    To be assured of receiving a passing grade a student must achieve at least 50% of the total weighted marks available for the course.

  5. Method used to combine assessment results to attain final grade:
    The final grades for students will be assigned on the basis of the aggregate of the weighted marks obtained for each of the summative items for the course.

  6. Examination information:
    There is no examination in this course.

  7. Examination period when Deferred/Supplementary examinations will be held:
    There is no examination in this course, there will be no deferred or supplementary examinations.

  8. University Student Policies:
    Students should read the USQ policies: Definitions, Assessment and Student Academic Misconduct to avoid actions which might contravene University policies and practices. These policies can be found at http://policy.usq.edu.au.

Assessment notes

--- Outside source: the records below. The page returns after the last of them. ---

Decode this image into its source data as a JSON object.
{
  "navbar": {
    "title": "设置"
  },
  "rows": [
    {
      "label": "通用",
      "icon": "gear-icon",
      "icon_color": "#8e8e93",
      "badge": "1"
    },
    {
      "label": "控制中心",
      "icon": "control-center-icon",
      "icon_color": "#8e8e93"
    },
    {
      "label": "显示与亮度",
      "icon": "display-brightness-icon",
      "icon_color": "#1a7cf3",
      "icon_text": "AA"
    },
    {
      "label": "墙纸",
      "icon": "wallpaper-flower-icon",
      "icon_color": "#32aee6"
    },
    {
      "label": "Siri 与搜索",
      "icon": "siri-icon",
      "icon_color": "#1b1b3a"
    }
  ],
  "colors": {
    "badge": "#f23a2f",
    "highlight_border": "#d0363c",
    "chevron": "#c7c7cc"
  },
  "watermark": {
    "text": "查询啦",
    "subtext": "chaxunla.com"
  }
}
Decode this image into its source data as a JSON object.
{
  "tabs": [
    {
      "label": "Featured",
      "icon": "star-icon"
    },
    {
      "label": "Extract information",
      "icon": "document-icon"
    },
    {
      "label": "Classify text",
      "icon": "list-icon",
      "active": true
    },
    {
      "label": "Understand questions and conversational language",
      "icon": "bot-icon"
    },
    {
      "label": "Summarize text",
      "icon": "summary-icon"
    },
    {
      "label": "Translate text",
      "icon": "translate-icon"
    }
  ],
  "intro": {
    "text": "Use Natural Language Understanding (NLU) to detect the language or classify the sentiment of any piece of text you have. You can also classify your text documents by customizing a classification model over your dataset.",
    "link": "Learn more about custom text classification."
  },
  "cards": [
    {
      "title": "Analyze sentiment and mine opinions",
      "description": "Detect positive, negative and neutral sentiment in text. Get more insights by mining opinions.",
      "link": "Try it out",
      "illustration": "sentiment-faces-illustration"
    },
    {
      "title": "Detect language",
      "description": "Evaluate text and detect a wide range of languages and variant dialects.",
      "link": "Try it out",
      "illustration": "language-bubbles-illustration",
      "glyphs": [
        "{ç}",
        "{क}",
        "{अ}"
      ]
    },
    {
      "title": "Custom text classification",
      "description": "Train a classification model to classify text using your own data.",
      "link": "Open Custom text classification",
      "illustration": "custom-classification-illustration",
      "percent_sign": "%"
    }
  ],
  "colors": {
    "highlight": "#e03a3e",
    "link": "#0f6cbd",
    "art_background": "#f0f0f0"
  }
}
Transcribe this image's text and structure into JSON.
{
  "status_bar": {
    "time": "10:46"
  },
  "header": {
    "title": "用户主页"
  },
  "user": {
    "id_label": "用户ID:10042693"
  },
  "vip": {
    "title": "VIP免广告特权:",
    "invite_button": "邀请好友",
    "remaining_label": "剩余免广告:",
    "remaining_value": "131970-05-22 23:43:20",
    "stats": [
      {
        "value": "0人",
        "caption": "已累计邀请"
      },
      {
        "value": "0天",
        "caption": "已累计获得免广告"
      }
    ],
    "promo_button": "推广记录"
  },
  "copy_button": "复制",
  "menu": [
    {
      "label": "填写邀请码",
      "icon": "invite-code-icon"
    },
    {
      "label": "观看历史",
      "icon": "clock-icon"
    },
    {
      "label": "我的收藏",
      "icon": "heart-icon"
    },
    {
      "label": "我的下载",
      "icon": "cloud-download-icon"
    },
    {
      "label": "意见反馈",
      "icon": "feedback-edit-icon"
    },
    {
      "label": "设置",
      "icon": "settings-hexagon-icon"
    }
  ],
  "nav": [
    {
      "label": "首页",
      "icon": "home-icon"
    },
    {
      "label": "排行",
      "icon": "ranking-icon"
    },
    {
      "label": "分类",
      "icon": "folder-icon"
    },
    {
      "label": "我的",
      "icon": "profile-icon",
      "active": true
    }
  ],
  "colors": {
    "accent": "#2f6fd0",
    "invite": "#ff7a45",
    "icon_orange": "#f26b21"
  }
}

  1. Referencing in assignments must comply with the APA referencing system. This system should be used by students to format details of the information sources they have cited in their work. The APA style to be used is defined by the USQ library's referencing guide. This guide can be found at http://www.usq.edu.au/library/referencing.

  2. Students are required to demonstrate competence in and appropriate use of academic language and literacy, including spelling, grammar, punctuation, and referencing in all assessment responses. Marks allocated to the aforementioned criteria will be specified in the criteria for assessment of all assessment items.

  3. Students are required to submit ALL assignments to evidence meeting or exceeding the mandatory requirements of the Australian Professional Standards for Teachers (APSTs).

Evaluation and benchmarking

In meeting the University’s aims to establish quality learning and teaching for all programs, this course monitors and ensures quality assurance and improvements in at least two ways. This course:
1. conforms to the USQ Policy on Evaluation of Teaching, Courses and Programs to ensure ongoing monitoring and systematic improvement
2. forms part of the Bachelor of Education and is benchmarked against the:

  1. internal USQ accreditation/reaccreditation processes which include (i) stringent standards in the independent accreditation of its academic programs, (ii) close integration between business and academic planning, and (iii) regular and rigorous review
  2. Queensland College of Teachers
  3. Australian Professional Standards for Teachers (APST) of the Australian Institute for Teaching and School Leadership (AITSL).

Other requirements

  1. Participation: Students can expect it will be necessary to participate in and contribute to a range of learning opportunities in this course including online study activities, lectures, tutorials, seminar presentations, group discussions and self-directed study activities in order to apply the coursework that will enable quality assessment tasks to be submitted as evidence of professional development.

Date printed 27 February 2020